### [Task item]
From the entries below, copy every line that has the word "Register".

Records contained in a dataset
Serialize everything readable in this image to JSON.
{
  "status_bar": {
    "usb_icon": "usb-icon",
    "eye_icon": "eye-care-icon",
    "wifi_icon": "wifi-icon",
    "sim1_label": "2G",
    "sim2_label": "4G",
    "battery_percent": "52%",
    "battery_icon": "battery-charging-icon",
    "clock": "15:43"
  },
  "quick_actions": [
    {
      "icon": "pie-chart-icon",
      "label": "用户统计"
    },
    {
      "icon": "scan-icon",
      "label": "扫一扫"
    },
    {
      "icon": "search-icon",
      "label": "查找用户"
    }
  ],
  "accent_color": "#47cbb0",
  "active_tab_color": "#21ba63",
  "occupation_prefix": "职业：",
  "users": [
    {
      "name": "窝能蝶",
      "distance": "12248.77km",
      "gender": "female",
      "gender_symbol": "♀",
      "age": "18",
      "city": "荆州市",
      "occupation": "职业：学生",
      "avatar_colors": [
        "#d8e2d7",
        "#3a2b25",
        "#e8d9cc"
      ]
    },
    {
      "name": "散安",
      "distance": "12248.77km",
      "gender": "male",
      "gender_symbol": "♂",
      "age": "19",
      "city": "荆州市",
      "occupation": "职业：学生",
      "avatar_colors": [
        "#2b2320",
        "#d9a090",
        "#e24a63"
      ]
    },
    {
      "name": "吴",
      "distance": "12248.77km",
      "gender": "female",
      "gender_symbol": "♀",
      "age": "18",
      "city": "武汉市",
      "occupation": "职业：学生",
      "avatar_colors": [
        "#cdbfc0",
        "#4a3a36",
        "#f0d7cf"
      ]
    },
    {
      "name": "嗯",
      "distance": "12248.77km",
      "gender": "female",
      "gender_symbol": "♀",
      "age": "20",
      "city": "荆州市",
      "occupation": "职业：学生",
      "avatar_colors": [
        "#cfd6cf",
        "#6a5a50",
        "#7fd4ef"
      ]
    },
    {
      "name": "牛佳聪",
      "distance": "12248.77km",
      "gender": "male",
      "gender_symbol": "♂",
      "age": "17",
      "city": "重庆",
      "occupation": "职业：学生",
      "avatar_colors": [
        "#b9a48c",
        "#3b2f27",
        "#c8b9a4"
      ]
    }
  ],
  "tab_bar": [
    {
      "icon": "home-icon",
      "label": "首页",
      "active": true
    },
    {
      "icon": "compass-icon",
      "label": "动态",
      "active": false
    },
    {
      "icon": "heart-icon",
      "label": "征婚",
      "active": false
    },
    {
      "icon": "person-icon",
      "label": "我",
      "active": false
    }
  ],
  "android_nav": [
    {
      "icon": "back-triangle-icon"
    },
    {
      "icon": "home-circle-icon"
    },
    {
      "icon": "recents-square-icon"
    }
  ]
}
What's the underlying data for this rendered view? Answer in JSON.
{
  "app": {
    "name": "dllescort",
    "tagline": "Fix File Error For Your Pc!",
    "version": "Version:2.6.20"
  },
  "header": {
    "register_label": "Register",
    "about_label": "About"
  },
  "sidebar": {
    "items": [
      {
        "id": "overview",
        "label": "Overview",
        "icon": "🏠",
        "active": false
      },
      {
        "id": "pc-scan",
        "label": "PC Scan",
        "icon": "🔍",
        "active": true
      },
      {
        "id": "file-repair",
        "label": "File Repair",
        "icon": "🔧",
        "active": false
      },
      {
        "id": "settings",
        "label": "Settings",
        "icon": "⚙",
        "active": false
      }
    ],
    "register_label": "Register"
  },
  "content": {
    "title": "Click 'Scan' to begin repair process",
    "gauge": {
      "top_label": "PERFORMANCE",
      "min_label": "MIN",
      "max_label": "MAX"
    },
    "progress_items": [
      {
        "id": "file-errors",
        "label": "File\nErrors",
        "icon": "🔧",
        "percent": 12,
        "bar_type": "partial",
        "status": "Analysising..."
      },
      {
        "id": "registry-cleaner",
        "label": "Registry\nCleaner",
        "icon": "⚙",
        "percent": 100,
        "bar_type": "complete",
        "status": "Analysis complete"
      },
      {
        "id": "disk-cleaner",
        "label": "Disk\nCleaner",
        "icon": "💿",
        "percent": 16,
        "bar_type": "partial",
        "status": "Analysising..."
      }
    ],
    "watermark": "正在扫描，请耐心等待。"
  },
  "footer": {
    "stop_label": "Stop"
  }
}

### [Exercise response]
    "register_label": "Register",
    "register_label": "Register"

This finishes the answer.